> **EXERCISE INPUT**
'''

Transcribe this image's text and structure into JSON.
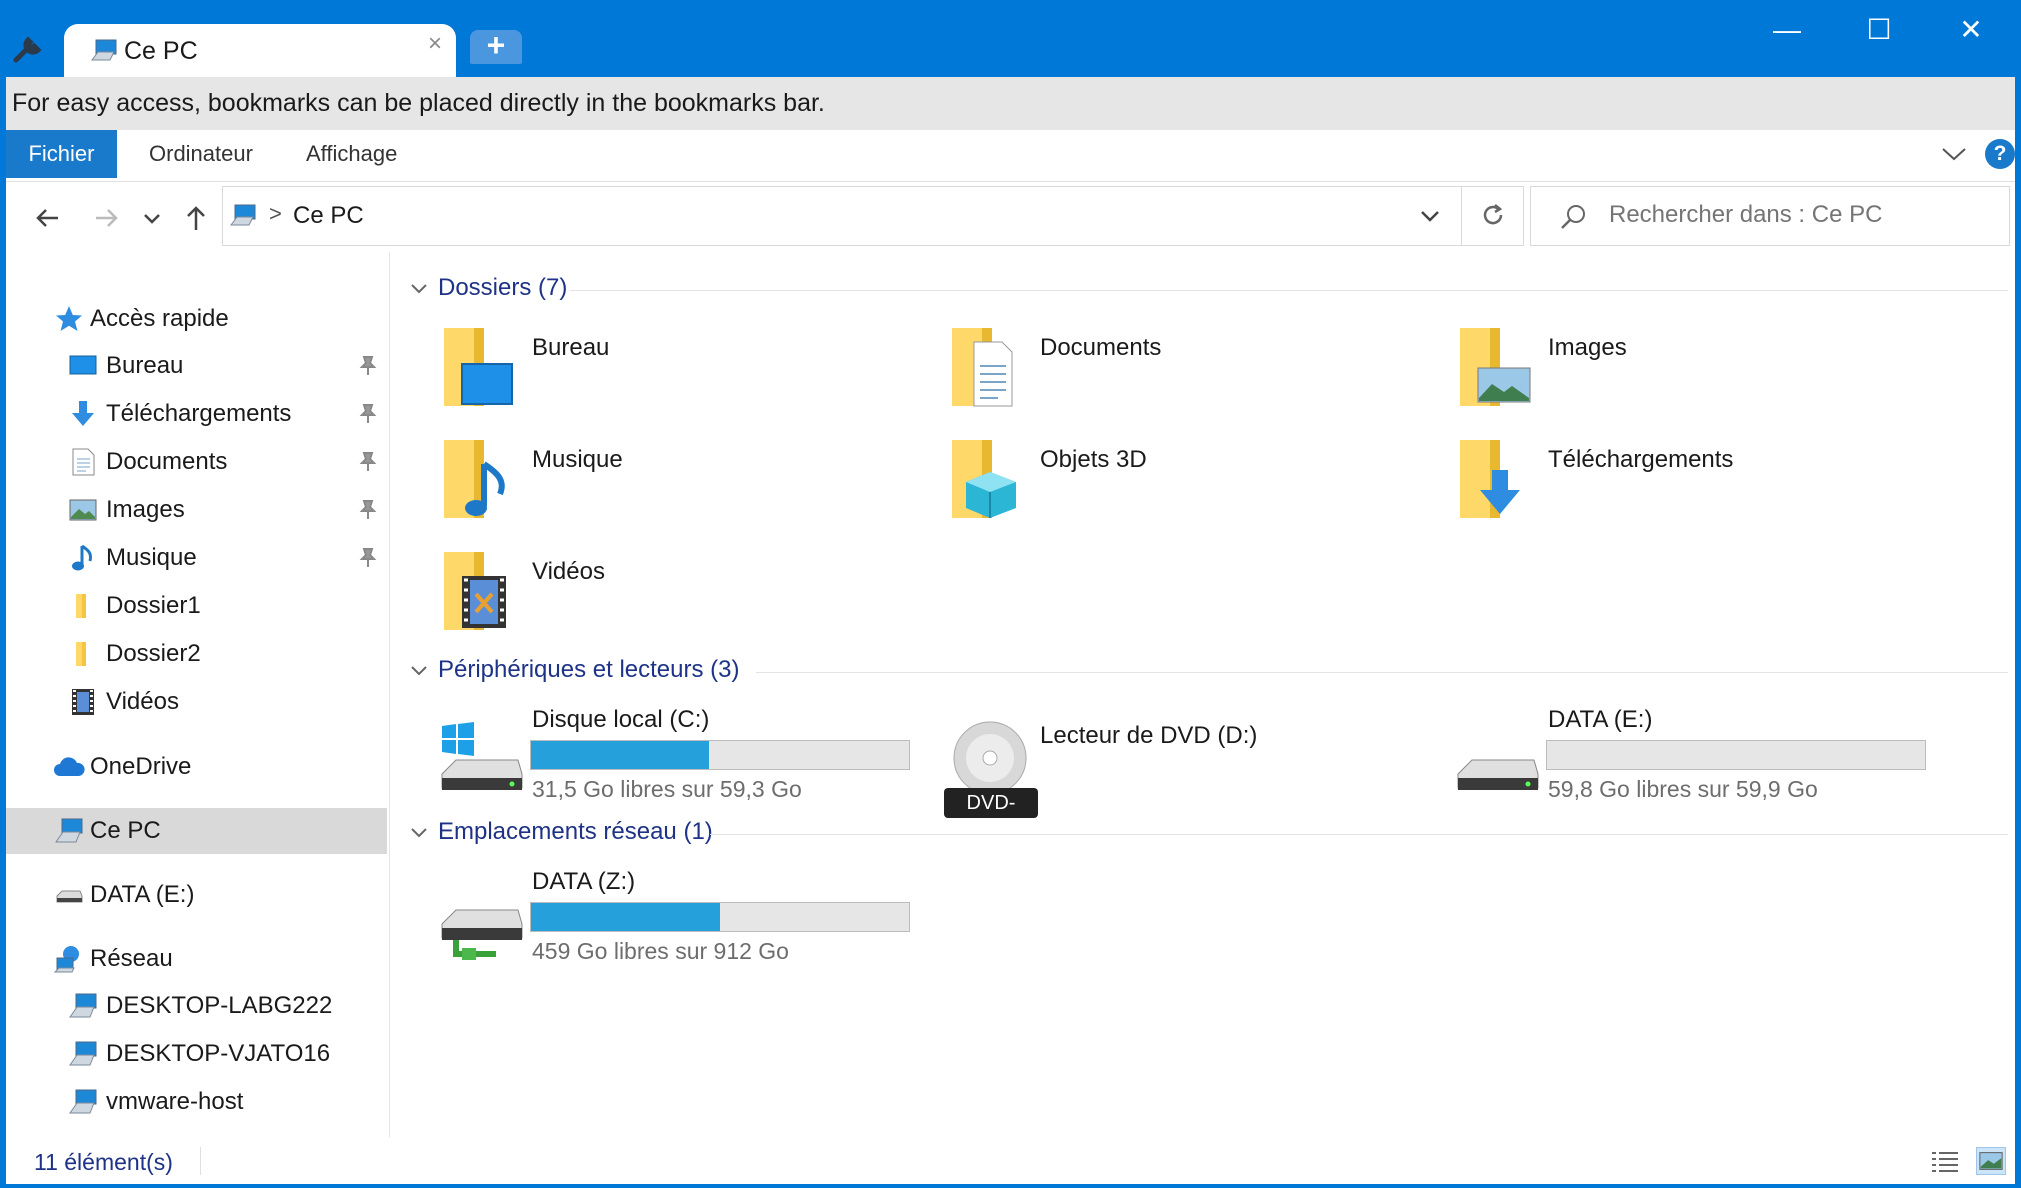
{
  "window": {
    "tab_title": "Ce PC",
    "tab_close": "×",
    "new_tab": "+",
    "minimize": "—",
    "maximize": "☐",
    "close": "✕",
    "accent_color": "#0078d7"
  },
  "bookmark_hint": "For easy access, bookmarks can be placed directly in the bookmarks bar.",
  "ribbon": {
    "tabs": [
      "Fichier",
      "Ordinateur",
      "Affichage"
    ],
    "active_tab": "Fichier",
    "help": "?"
  },
  "address": {
    "separator": ">",
    "path": "Ce PC",
    "search_placeholder": "Rechercher dans : Ce PC"
  },
  "sidebar": {
    "quick_access": "Accès rapide",
    "items": [
      {
        "label": "Bureau",
        "icon": "desktop-icon",
        "pinned": true
      },
      {
        "label": "Téléchargements",
        "icon": "download-icon",
        "pinned": true
      },
      {
        "label": "Documents",
        "icon": "document-icon",
        "pinned": true
      },
      {
        "label": "Images",
        "icon": "picture-icon",
        "pinned": true
      },
      {
        "label": "Musique",
        "icon": "music-icon",
        "pinned": true
      },
      {
        "label": "Dossier1",
        "icon": "folder-icon",
        "pinned": false
      },
      {
        "label": "Dossier2",
        "icon": "folder-icon",
        "pinned": false
      },
      {
        "label": "Vidéos",
        "icon": "video-icon",
        "pinned": false
      }
    ],
    "onedrive": "OneDrive",
    "this_pc": "Ce PC",
    "data_drive": "DATA (E:)",
    "network": "Réseau",
    "network_items": [
      "DESKTOP-LABG222",
      "DESKTOP-VJATO16",
      "vmware-host"
    ]
  },
  "groups": {
    "folders": {
      "title": "Dossiers (7)",
      "items": [
        "Bureau",
        "Documents",
        "Images",
        "Musique",
        "Objets 3D",
        "Téléchargements",
        "Vidéos"
      ]
    },
    "devices": {
      "title": "Périphériques et lecteurs (3)",
      "drives": [
        {
          "label": "Disque local (C:)",
          "free": "31,5 Go libres sur 59,3 Go",
          "used_fraction": 0.47
        },
        {
          "label": "Lecteur de DVD (D:)",
          "badge": "DVD-ROM"
        },
        {
          "label": "DATA (E:)",
          "free": "59,8 Go libres sur 59,9 Go",
          "used_fraction": 0.0
        }
      ]
    },
    "network": {
      "title": "Emplacements réseau (1)",
      "drives": [
        {
          "label": "DATA (Z:)",
          "free": "459 Go libres sur 912 Go",
          "used_fraction": 0.5
        }
      ]
    }
  },
  "status": {
    "count": "11 élément(s)"
  }
}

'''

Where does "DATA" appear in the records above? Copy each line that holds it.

> **ANSWER BELOW**
    "data_drive": "DATA (E:)",
          "label": "DATA (E:)",
          "label": "DATA (Z:)",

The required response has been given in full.